How many hats can one person wear? In the case of Minneapolis musician Matthew J. Olson, the number seems virtually limitless.

Among Olson's many titles: visiting choral director at Carleton College, assistant conductor for Twin Cities-based choir the Singers, composer, singer, writer, in-demand choral educator.

And now he's adding another position: artistic director of the inaugural Bach Roots Festival, a brand-new venture he designed "to transform the antiquity of Baroque music" into contemporary concert settings.

The festival represents the evolution of Olson's Oratory Bach Ensemble, a niche project founded five years ago to perform Bach's sacred cantatas in their original context — that is, as part of full-blown worship services. Two years ago Olson created a parallel series called Bach and Brews, performing Bach's lesser known secular cantatas in casual taprooms such as the one at Unmapped Brewing Co. in Minnetonka. As of this year, both strands of Oratory Bach Ensemble activity officially will fold into the new nine-day Bach Roots series, offering a mix of formal performances and the more casual brewery gigs.

We caught up with Olson recently over coffee to chat about the upstart festival. The conversation was lightly edited.

Q: What's it like performing Bach in craft breweries?

A: The reaction has been overwhelmingly positive. So many times we've heard people say "I'd never heard classical music live before." Or "I didn't know classical music could be so enjoyable."

Q: Is it just Bach specialists who attend?

A: Not at all. Many of our audience members were there because they like live music and they like beer — and they were intrigued by the combination.

Q: Tell me about the festival's name.

A: I got my own start as a folk musician, as a singer-songwriter. And in that arena "roots" means revering the music of our ancestors, and how are we honoring that music today. So "Bach Roots" seemed a good description of our particular niche — performing Bach's music in a historical context, with a desire to connect to our modern-day culture.

Q: As part of Bach Roots you're also performing Bach's B minor Mass in both St. Paul and Minneapolis. Will there be a big keynote work like that every year?

A: The idea is that we end the festival each year with a major work, either by Bach or by a composer he influenced.

Q: Bach's music is not easy to sing. How do you find the singers to do it?

A: We are very fortunate in the state of Minnesota to have so many musicians who know and love the music of Bach. For the Roots festival we have a core roster of 12 to 16 singers who I consider to be Bach experts. Hiring Minnesota-based musicians is really important to us.

Q: Any significance behind scheduling your festival for the month of June?

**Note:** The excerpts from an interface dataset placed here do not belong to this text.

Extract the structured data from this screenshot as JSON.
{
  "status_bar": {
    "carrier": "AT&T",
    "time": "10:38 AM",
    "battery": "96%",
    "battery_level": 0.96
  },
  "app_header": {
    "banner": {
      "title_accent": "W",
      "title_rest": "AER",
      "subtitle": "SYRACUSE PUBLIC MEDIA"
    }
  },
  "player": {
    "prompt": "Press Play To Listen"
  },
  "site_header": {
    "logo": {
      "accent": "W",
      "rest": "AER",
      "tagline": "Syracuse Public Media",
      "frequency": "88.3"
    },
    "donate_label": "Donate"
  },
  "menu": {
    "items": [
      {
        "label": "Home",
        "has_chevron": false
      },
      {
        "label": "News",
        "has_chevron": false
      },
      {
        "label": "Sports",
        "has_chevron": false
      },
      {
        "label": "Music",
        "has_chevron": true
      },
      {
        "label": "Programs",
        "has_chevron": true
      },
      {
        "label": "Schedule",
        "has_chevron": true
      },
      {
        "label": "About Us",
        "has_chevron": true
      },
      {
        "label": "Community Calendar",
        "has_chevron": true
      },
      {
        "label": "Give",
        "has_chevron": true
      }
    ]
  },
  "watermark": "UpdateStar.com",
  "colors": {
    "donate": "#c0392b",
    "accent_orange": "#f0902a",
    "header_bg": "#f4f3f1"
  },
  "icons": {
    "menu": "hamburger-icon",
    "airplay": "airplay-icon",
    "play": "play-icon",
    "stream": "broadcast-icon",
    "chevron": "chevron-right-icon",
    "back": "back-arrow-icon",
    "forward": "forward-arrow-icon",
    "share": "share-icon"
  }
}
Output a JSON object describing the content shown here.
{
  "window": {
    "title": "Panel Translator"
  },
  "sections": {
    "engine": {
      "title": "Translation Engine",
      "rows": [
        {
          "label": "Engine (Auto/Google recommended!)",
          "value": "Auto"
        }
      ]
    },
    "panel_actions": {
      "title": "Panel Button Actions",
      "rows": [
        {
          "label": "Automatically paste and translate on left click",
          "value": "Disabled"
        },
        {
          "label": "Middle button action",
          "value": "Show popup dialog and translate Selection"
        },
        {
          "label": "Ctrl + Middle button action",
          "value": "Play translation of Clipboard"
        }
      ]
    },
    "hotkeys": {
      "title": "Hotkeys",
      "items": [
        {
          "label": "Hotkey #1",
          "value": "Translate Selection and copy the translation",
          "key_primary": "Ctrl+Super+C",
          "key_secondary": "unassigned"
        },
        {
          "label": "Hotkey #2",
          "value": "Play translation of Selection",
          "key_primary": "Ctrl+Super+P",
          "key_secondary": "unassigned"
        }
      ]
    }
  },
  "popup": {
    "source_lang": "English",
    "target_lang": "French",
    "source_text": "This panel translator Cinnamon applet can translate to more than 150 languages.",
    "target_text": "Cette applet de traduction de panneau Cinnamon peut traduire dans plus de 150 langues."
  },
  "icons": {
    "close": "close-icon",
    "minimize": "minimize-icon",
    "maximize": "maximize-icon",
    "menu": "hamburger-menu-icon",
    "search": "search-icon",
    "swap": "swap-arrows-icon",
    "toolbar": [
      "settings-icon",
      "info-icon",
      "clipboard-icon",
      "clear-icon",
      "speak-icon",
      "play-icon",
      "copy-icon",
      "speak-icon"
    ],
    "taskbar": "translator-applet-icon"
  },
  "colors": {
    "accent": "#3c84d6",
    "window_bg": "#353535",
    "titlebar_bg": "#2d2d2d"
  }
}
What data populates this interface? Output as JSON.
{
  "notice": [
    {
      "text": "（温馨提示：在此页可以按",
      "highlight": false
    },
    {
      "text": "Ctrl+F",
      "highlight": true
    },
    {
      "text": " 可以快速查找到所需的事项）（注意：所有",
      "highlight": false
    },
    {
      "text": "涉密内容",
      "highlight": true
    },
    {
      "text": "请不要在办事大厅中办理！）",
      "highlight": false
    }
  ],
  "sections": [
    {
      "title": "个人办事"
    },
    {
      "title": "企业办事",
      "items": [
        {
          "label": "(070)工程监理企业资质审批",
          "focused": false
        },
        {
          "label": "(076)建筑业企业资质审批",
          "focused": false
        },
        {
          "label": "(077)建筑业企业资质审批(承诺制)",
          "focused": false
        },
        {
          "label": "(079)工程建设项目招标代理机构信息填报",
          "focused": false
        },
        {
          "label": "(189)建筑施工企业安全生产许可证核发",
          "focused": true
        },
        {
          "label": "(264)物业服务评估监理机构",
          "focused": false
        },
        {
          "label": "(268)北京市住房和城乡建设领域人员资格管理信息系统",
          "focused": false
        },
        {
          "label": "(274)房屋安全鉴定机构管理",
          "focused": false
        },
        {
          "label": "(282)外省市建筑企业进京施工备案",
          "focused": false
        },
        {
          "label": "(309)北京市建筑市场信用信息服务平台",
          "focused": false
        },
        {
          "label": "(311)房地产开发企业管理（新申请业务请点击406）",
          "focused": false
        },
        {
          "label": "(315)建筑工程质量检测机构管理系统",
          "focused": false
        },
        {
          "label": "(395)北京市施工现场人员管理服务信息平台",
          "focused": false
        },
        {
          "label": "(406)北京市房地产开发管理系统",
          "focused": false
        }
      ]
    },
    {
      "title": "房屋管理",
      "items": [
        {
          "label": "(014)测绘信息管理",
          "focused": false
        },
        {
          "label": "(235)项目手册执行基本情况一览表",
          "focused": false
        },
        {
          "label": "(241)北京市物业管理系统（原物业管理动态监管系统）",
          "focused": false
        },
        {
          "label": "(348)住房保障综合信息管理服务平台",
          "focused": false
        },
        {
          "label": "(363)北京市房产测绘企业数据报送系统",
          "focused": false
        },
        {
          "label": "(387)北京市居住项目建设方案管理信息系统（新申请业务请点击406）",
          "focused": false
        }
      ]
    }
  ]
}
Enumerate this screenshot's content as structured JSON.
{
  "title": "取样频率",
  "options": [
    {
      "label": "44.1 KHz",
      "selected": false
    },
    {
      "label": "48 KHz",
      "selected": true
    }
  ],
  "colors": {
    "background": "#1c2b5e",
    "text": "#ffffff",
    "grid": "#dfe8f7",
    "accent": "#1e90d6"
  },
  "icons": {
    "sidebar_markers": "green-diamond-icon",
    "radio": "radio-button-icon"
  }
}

A: As we experimented with Bach and Brews, we just loved the contagious energy behind concerts on summer evenings, when Minnesotans come out of hibernation. That's one factor. Another is simple logistics — we share a lot of the same musicians as the Bach Society of Minnesota and Minnesota Bach Ensemble, so there was a growing challenge complementing one another from a programming and scheduling standpoint.

Q: Oratory Bach Ensemble was a successful organization. Why phase it out now?

A: As the organization grew, it expanded. We added Bach and Brews, for instance. We recognize that there are two other organizations in town which specialize in the music of Bach. So we began thinking that it would be a good thing to specifically concentrate our activities in a summer festival, when less is happening.

Q: A couple of the Bach and Brews events are happening outside the Twin Cities, in Northfield and New Ulm.

A: Well, I grew up in New Ulm, and my den leader in Cub Scouts was the owner of Schell's Brewery there — we had our den meetings in the taproom. So, when we wanted to take Bach and Brews outside the Cities, I called Schell's.

Q: Might the festival expand even further in the future?

A: Yes. In the past week alone we've been contacted by people in Duluth and Ely about the 2020 festival. We're proud Minnesotans. We'd love to find ways of connecting with the entire state.

Q: Are you confident you can make Bach Roots take root in the community for more than just a year or two?

A: We know how daunting it is to launch a new music festival and sustain it. But in each of the last four years we've doubled our operating budget, because of the generosity of about 60 donor families across Minnesota, and the wonderful funding the state of Minnesota chooses to provide. We plan to be here for the long term.

Q: You spend a lot of your time with Bach's music. Do you ever get tired of it?

A: No, never. He was a genius. His great, transformational works can't be done often enough.

Terry Blain is a freelance classical music critic for the Star Tribune. Reach him at